Then, sometimes lines cross, and the inevitable miniature disaster occurs. You know it - when you're counting on three things to go right, all at the same time? One of those. The wreckage piles up in just hours, though it seems like moments.
And then, something else funny happens. The strands get farther apart and become impossible to manage at the same time. Where it seemed that some things might overlap in a helpful knot or other construction at some point in the future, it's suddenly clear that it could never happen. It suddenly seems impossible. Sacrifice looms.

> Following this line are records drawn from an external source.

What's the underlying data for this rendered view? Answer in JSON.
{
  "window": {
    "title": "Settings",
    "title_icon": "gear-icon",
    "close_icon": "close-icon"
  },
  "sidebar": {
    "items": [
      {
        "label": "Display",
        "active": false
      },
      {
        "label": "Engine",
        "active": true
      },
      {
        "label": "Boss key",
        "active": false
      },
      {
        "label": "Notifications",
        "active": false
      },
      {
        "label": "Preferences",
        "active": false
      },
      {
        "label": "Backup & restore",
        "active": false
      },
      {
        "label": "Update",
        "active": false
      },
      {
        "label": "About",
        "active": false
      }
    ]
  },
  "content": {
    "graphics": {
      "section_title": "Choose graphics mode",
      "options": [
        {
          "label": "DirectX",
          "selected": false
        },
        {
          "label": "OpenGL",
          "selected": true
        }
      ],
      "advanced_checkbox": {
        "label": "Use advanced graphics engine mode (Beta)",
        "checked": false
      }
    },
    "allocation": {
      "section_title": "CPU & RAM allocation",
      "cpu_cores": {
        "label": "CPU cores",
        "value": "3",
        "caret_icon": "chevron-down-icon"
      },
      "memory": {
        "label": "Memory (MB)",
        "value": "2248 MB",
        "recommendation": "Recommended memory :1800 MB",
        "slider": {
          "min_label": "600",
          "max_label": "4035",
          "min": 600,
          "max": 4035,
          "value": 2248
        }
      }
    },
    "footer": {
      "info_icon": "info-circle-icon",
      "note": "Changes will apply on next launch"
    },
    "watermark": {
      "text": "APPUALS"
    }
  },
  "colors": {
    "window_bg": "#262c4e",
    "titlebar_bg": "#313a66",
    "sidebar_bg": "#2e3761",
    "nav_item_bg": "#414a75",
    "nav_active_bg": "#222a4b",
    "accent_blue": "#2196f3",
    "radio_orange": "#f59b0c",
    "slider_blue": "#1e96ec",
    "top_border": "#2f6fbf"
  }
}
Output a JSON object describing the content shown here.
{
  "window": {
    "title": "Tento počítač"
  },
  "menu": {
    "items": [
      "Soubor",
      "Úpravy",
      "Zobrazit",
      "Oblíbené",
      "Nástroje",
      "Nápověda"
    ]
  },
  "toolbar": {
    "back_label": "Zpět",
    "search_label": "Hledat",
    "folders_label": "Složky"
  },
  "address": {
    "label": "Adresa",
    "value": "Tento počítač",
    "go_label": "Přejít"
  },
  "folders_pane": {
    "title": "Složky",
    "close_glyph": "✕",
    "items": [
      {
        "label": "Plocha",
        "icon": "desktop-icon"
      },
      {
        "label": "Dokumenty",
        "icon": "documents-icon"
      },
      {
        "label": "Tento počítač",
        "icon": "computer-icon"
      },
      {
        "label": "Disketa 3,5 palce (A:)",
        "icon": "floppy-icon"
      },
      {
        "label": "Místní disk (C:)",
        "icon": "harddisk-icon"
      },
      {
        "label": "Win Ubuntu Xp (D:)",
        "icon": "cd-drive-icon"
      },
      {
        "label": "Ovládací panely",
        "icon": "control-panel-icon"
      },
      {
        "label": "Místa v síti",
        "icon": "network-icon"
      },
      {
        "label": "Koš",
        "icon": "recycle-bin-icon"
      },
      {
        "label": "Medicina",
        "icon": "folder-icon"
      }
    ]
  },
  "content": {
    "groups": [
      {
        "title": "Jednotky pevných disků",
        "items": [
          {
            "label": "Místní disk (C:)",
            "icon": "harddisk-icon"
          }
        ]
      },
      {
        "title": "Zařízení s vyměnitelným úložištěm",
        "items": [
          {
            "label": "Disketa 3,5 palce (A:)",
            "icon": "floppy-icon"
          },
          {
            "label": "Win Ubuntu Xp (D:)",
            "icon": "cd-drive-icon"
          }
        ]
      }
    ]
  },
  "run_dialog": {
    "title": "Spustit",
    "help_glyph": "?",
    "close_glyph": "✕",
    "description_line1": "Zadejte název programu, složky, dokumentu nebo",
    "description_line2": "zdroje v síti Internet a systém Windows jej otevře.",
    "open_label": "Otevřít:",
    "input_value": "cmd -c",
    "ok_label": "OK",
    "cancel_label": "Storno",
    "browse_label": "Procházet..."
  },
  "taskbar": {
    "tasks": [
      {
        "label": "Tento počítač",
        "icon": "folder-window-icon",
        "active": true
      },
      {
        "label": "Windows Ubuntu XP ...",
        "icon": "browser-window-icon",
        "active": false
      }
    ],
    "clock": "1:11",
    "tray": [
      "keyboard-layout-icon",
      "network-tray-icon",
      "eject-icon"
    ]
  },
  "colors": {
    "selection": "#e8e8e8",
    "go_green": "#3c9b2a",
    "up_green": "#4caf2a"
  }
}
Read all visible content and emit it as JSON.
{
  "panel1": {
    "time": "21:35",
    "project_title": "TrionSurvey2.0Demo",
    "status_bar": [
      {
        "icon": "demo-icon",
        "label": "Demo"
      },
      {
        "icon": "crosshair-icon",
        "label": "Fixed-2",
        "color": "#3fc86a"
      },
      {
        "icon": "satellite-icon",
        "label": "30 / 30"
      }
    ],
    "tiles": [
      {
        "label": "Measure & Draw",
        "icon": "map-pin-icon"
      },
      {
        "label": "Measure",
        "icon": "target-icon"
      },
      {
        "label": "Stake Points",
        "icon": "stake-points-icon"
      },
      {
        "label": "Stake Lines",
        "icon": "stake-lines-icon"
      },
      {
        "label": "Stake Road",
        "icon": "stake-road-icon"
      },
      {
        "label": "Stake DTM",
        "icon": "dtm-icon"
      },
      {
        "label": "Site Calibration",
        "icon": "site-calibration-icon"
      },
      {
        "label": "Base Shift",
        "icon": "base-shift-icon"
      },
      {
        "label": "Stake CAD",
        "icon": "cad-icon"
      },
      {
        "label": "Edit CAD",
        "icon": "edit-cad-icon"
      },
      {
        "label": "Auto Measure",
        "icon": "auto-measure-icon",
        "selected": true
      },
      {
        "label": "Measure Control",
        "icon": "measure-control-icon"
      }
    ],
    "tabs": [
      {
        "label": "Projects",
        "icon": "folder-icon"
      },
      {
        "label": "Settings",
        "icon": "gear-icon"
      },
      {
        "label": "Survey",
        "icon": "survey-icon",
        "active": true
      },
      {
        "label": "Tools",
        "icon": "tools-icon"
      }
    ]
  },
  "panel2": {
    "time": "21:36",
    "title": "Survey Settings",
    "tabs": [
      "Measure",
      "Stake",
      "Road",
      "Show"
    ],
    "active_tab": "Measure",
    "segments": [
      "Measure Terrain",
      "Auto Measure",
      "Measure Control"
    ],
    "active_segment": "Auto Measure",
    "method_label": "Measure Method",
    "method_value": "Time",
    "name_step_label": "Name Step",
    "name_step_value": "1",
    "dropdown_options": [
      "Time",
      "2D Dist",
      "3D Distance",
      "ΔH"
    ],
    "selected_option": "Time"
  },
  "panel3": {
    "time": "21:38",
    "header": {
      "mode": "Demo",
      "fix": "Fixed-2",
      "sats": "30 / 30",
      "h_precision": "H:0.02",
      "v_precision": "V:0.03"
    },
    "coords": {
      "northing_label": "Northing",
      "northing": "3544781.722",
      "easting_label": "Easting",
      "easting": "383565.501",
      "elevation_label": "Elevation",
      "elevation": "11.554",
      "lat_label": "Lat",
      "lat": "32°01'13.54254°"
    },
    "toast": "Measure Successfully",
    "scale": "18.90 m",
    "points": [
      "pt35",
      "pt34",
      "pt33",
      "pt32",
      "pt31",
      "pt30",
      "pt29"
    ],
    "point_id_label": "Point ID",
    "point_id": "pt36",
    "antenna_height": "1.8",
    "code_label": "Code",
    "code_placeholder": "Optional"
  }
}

Because of a combination of situation, miscommunication and mistakes - and hopefully more of the former than the latter - I've not seen my wife or son for two weeks. Three years ago, when Amy was pregnant with Hank, I gave up a career on the road, and I guess I'd forgotten what that nightly isolation was like. Alone. Quiet. Every night. Every morning. Sure, as a busy husband and father, I'd now pay hundreds of dollars for a single day like that. But this is different. Day after day. Still busy. Still empty.
The house is empty and my truck is empty but for my own awful singing in the mornings. I am grateful for what I have. Grateful that I still have a life ahead of me to get all of those strands back in order, running out parallel once again. Work. Family. Outdoors. Health. God. Soon, my family will be home.
500 miles from Dad.